(Dataset rows describing interfaces)
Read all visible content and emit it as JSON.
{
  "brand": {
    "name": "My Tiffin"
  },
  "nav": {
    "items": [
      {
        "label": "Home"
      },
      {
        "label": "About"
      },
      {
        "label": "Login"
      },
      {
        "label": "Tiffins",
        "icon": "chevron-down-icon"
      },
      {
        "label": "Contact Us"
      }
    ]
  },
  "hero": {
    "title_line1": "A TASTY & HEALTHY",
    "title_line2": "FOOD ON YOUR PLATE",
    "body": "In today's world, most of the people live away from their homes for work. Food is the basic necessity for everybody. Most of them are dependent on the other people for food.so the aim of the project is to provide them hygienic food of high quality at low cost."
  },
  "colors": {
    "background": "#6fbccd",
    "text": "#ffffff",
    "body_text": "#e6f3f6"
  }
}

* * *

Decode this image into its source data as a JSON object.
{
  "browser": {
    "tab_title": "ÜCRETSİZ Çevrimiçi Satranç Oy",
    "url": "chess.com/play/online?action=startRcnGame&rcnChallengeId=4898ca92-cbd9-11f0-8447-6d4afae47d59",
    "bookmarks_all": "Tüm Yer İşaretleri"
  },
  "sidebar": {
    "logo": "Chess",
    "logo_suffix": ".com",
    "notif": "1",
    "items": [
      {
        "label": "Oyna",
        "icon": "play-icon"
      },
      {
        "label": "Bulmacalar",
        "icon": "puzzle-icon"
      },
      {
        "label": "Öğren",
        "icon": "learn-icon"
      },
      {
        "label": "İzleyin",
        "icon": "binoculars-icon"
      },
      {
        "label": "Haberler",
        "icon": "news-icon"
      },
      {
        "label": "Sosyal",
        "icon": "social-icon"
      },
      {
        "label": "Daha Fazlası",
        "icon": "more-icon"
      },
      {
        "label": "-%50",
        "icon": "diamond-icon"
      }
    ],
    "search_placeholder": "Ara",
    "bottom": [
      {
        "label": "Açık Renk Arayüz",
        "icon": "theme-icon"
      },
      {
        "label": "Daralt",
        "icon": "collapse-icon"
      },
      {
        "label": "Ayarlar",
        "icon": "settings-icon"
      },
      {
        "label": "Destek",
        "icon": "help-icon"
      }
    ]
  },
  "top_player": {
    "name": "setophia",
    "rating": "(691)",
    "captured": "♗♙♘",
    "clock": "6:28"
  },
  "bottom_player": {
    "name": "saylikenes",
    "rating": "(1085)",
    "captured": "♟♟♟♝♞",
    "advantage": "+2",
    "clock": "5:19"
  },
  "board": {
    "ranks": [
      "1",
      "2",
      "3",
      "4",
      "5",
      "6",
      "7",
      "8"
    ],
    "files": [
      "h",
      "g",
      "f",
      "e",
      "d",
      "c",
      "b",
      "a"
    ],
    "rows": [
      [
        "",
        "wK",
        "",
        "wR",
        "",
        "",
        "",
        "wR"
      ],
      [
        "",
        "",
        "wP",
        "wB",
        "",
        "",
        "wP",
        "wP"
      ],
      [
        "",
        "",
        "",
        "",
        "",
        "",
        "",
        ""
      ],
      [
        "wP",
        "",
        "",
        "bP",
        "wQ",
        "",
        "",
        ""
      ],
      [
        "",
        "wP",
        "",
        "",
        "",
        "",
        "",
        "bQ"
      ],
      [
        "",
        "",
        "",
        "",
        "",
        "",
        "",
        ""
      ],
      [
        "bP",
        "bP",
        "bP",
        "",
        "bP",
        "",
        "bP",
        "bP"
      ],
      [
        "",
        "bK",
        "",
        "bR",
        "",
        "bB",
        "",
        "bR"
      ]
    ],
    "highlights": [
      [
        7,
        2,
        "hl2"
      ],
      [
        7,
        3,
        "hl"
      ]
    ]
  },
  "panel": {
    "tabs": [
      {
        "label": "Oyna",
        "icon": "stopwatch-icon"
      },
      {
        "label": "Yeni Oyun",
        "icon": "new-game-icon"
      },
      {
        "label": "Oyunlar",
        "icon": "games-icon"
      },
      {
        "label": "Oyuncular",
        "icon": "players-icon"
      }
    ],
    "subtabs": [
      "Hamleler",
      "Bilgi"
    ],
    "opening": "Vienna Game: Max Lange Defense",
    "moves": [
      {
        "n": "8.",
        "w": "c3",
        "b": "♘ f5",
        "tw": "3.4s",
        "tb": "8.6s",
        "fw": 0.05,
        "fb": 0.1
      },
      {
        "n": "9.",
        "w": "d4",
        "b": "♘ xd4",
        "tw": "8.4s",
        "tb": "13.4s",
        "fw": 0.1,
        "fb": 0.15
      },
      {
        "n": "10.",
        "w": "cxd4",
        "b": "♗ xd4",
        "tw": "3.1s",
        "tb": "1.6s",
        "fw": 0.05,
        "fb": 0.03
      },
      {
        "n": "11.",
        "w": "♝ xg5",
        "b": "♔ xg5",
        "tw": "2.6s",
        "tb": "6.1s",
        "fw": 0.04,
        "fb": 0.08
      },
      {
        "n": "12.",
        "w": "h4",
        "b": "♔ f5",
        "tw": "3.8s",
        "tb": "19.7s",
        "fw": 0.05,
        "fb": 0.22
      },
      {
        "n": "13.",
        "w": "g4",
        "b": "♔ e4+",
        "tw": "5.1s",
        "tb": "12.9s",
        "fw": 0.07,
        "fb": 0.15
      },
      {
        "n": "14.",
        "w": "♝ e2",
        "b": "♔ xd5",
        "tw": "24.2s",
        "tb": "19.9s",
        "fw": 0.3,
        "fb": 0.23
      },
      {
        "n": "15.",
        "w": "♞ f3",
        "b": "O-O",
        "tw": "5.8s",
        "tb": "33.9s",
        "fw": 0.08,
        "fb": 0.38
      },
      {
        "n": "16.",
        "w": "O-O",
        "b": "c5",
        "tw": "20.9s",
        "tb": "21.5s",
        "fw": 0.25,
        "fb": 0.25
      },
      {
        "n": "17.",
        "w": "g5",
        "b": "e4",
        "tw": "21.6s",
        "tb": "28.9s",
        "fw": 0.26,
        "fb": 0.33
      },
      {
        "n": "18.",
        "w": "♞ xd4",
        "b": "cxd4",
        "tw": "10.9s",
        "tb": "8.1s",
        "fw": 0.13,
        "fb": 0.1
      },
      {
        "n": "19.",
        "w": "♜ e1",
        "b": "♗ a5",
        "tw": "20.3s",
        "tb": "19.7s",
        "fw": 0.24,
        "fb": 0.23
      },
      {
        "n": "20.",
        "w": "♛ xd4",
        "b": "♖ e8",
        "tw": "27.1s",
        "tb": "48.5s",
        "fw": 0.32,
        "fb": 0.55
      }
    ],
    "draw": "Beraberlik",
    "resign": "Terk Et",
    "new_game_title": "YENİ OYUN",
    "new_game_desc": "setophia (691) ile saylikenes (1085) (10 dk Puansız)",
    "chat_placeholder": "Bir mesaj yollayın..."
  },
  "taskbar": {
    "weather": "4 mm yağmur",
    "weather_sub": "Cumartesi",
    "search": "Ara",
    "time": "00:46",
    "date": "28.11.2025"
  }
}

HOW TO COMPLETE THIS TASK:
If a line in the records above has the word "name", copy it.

RESPONSE TO THIS TASK:
    "name": "My Tiffin"
    "name": "setophia",
    "name": "saylikenes",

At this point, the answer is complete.